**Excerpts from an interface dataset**
########
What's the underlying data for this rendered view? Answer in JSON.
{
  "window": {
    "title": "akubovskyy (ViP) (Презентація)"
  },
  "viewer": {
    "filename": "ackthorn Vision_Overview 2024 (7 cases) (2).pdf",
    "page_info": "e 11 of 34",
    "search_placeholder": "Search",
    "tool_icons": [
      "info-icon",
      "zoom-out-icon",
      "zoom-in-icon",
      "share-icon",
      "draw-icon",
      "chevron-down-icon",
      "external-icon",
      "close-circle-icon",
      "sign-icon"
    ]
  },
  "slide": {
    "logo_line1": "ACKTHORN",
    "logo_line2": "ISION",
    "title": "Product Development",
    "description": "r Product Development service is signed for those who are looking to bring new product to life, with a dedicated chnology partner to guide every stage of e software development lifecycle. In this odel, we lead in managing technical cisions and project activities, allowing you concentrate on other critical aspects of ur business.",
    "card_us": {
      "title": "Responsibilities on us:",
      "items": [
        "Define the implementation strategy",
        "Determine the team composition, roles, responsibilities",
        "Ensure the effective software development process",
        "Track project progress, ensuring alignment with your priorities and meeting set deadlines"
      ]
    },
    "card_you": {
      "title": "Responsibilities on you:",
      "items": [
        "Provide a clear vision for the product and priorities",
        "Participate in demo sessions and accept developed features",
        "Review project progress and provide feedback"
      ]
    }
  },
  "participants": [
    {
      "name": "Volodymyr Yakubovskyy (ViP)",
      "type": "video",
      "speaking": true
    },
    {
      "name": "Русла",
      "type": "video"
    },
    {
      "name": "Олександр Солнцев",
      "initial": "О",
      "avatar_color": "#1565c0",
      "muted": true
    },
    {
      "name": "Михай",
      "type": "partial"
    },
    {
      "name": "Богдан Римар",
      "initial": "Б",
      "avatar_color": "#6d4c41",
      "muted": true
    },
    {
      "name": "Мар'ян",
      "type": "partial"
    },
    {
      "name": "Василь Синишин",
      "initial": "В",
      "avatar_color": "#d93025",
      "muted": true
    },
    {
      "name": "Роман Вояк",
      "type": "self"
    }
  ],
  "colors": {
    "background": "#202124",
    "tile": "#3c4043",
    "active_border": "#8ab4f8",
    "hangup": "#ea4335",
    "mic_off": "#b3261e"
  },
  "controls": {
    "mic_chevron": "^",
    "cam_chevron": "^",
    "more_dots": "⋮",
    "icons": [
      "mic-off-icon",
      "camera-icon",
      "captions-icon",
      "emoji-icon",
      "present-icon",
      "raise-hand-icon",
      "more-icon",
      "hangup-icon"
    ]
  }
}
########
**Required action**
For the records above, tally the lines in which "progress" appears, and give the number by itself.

**Your solution**
2